• Task requirements:
Print each entry word for word without images.

[Web page and app entries]

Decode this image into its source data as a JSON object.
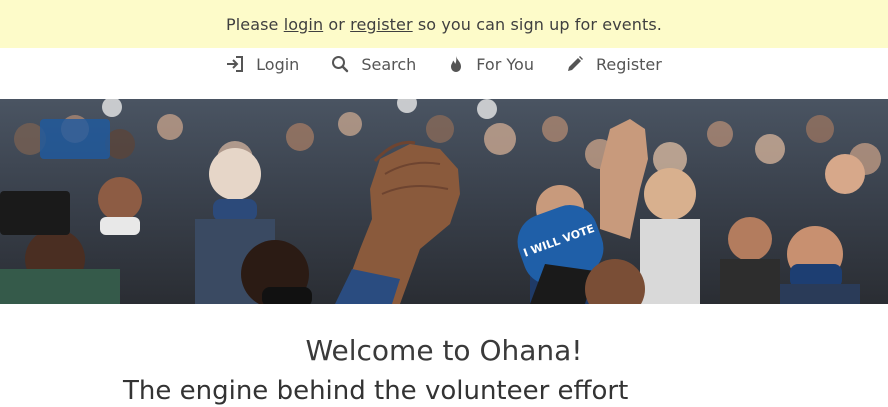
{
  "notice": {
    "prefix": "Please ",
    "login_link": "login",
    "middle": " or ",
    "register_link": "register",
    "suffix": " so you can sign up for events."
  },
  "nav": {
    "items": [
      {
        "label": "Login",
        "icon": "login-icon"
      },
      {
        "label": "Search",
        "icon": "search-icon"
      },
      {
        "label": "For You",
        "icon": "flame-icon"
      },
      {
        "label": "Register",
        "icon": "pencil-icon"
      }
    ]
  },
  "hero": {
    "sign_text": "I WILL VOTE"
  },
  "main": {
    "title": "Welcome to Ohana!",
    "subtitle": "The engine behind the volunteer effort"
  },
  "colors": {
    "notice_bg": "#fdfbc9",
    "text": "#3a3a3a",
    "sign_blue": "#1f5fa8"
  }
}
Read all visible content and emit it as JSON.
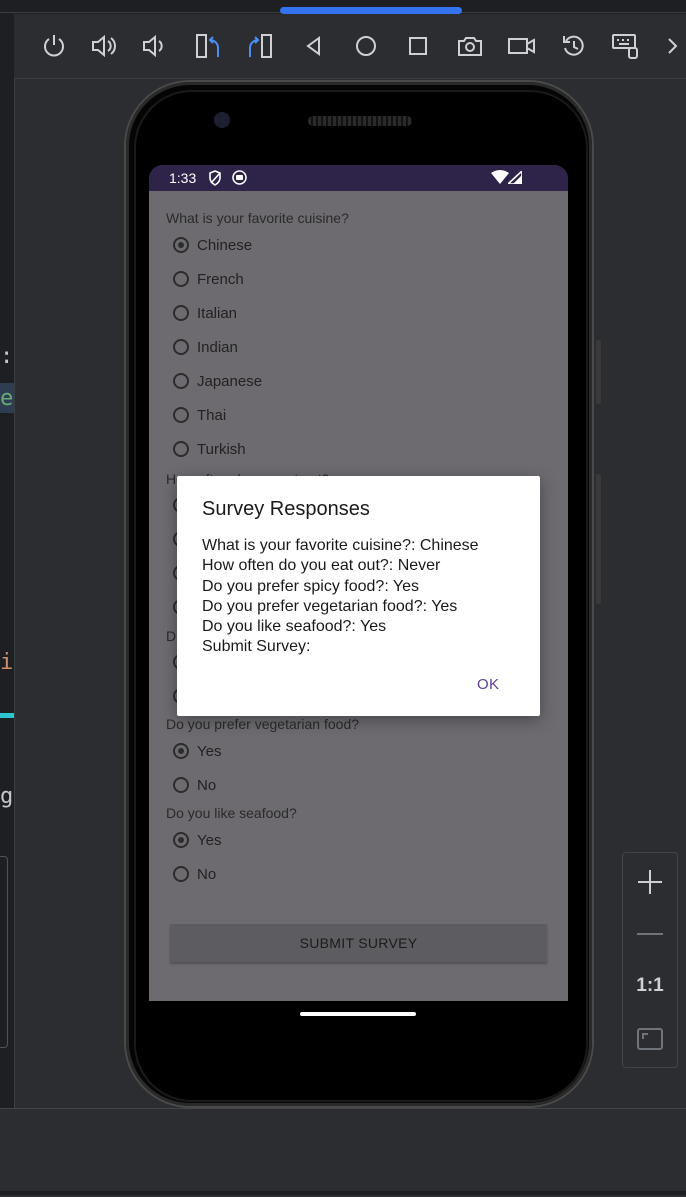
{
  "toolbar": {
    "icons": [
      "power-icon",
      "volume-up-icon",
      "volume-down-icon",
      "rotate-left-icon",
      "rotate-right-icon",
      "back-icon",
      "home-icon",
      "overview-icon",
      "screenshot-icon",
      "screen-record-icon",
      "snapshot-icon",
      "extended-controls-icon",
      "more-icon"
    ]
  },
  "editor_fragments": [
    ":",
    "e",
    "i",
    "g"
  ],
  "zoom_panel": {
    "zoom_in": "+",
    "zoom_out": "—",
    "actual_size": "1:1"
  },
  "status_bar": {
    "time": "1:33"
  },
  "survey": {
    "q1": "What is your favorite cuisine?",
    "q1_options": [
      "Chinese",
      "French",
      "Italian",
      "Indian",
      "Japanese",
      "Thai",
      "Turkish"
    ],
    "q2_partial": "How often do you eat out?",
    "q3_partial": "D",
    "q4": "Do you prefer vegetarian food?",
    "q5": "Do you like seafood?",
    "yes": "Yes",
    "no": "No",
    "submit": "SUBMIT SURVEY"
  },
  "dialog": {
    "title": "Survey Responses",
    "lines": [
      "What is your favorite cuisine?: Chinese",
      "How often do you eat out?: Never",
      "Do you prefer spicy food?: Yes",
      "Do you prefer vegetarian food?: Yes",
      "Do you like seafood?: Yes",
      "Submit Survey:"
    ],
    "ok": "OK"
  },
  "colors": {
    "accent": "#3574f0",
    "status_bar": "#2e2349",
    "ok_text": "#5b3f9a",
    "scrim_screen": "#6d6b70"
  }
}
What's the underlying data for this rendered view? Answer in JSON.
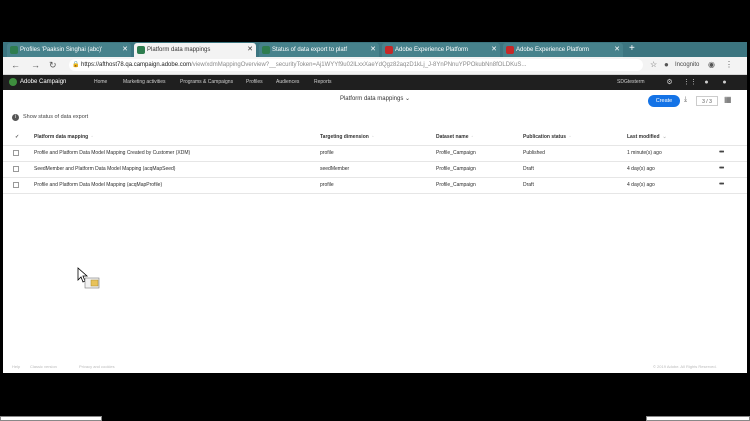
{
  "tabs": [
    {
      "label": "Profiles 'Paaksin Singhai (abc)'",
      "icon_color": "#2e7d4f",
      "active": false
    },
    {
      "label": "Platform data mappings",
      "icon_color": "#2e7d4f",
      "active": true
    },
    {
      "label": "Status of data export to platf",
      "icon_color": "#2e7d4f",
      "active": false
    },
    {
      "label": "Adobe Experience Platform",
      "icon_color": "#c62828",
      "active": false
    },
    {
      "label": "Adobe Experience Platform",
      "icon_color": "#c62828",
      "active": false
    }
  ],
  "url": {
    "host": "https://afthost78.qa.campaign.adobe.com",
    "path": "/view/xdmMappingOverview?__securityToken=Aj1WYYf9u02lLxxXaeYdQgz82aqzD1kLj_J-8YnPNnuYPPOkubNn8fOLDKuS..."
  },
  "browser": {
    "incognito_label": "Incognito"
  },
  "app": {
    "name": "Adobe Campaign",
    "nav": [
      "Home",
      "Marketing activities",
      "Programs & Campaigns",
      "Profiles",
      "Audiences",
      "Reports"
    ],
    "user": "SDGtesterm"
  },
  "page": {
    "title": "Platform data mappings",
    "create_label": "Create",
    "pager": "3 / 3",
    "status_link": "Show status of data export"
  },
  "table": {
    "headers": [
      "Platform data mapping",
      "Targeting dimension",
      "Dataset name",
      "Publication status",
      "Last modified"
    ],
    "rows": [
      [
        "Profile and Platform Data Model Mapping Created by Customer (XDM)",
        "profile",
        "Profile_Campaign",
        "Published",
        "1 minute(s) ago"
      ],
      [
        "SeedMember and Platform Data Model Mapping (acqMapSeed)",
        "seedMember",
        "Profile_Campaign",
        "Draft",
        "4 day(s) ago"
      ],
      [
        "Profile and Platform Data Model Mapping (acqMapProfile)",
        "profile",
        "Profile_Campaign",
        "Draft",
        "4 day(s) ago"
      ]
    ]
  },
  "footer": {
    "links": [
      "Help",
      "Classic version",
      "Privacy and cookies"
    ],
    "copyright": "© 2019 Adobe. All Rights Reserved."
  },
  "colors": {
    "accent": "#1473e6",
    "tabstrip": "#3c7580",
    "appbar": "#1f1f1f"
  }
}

• Reply to the task:
Decode this image into its source data as a JSON object.
{
  "notice": {
    "prefix": "Please ",
    "login_link": "login",
    "middle": " or ",
    "register_link": "register",
    "suffix": " so you can sign up for events."
  },
  "nav": {
    "items": [
      {
        "label": "Login",
        "icon": "login-icon"
      },
      {
        "label": "Search",
        "icon": "search-icon"
      },
      {
        "label": "For You",
        "icon": "flame-icon"
      },
      {
        "label": "Register",
        "icon": "pencil-icon"
      }
    ]
  },
  "hero": {
    "sign_text": "I WILL VOTE"
  },
  "main": {
    "title": "Welcome to Ohana!",
    "subtitle": "The engine behind the volunteer effort"
  },
  "colors": {
    "notice_bg": "#fdfbc9",
    "text": "#3a3a3a",
    "sign_blue": "#1f5fa8"
  }
}
Read all visible content and emit it as JSON.
{
  "toolbar": {
    "icons": [
      "power-icon",
      "volume-up-icon",
      "volume-down-icon",
      "rotate-left-icon",
      "rotate-right-icon",
      "back-icon",
      "home-icon",
      "overview-icon",
      "screenshot-icon",
      "screen-record-icon",
      "snapshot-icon",
      "extended-controls-icon",
      "more-icon"
    ]
  },
  "editor_fragments": [
    ":",
    "e",
    "i",
    "g"
  ],
  "zoom_panel": {
    "zoom_in": "+",
    "zoom_out": "—",
    "actual_size": "1:1"
  },
  "status_bar": {
    "time": "1:33"
  },
  "survey": {
    "q1": "What is your favorite cuisine?",
    "q1_options": [
      "Chinese",
      "French",
      "Italian",
      "Indian",
      "Japanese",
      "Thai",
      "Turkish"
    ],
    "q2_partial": "How often do you eat out?",
    "q3_partial": "D",
    "q4": "Do you prefer vegetarian food?",
    "q5": "Do you like seafood?",
    "yes": "Yes",
    "no": "No",
    "submit": "SUBMIT SURVEY"
  },
  "dialog": {
    "title": "Survey Responses",
    "lines": [
      "What is your favorite cuisine?: Chinese",
      "How often do you eat out?: Never",
      "Do you prefer spicy food?: Yes",
      "Do you prefer vegetarian food?: Yes",
      "Do you like seafood?: Yes",
      "Submit Survey:"
    ],
    "ok": "OK"
  },
  "colors": {
    "accent": "#3574f0",
    "status_bar": "#2e2349",
    "ok_text": "#5b3f9a",
    "scrim_screen": "#6d6b70"
  }
}
What's the underlying data for this rendered view? Answer in JSON.
{
  "tabs": [
    {
      "label": "Profiles 'Paaksin Singhai (abc)'",
      "icon_color": "#2e7d4f",
      "active": false
    },
    {
      "label": "Platform data mappings",
      "icon_color": "#2e7d4f",
      "active": true
    },
    {
      "label": "Status of data export to platf",
      "icon_color": "#2e7d4f",
      "active": false
    },
    {
      "label": "Adobe Experience Platform",
      "icon_color": "#c62828",
      "active": false
    },
    {
      "label": "Adobe Experience Platform",
      "icon_color": "#c62828",
      "active": false
    }
  ],
  "url": {
    "host": "https://afthost78.qa.campaign.adobe.com",
    "path": "/view/xdmMappingOverview?__securityToken=Aj1WYYf9u02lLxxXaeYdQgz82aqzD1kLj_J-8YnPNnuYPPOkubNn8fOLDKuS..."
  },
  "browser": {
    "incognito_label": "Incognito"
  },
  "app": {
    "name": "Adobe Campaign",
    "nav": [
      "Home",
      "Marketing activities",
      "Programs & Campaigns",
      "Profiles",
      "Audiences",
      "Reports"
    ],
    "user": "SDGtesterm"
  },
  "page": {
    "title": "Platform data mappings",
    "create_label": "Create",
    "pager": "3 / 3",
    "status_link": "Show status of data export"
  },
  "table": {
    "headers": [
      "Platform data mapping",
      "Targeting dimension",
      "Dataset name",
      "Publication status",
      "Last modified"
    ],
    "rows": [
      [
        "Profile and Platform Data Model Mapping Created by Customer (XDM)",
        "profile",
        "Profile_Campaign",
        "Published",
        "1 minute(s) ago"
      ],
      [
        "SeedMember and Platform Data Model Mapping (acqMapSeed)",
        "seedMember",
        "Profile_Campaign",
        "Draft",
        "4 day(s) ago"
      ],
      [
        "Profile and Platform Data Model Mapping (acqMapProfile)",
        "profile",
        "Profile_Campaign",
        "Draft",
        "4 day(s) ago"
      ]
    ]
  },
  "footer": {
    "links": [
      "Help",
      "Classic version",
      "Privacy and cookies"
    ],
    "copyright": "© 2019 Adobe. All Rights Reserved."
  },
  "colors": {
    "accent": "#1473e6",
    "tabstrip": "#3c7580",
    "appbar": "#1f1f1f"
  }
}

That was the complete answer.